* _Assignment_: A single number is required: the count of lines in the following entries that include the word "Hatch".

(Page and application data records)
____

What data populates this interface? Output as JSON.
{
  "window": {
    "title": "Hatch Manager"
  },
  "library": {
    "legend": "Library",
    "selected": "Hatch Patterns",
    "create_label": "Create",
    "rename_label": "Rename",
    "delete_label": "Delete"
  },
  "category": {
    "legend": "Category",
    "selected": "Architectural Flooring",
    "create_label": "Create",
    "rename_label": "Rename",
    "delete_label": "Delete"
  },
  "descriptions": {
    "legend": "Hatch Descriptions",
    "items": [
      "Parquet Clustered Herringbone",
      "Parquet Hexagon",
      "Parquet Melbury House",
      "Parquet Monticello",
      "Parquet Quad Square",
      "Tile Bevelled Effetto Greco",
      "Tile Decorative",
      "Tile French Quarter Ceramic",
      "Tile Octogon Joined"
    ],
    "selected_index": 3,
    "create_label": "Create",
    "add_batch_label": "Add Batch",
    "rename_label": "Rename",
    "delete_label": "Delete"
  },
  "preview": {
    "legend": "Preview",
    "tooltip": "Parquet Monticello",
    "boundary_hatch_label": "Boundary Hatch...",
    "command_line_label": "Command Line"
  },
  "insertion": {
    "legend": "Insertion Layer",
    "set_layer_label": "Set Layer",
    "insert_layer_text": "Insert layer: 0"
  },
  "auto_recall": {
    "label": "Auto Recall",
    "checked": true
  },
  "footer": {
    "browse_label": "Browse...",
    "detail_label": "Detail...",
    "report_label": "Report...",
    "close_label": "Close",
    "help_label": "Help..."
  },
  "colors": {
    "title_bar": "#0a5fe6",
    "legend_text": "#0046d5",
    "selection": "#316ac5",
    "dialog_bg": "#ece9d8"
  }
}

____

* _Response area_: 4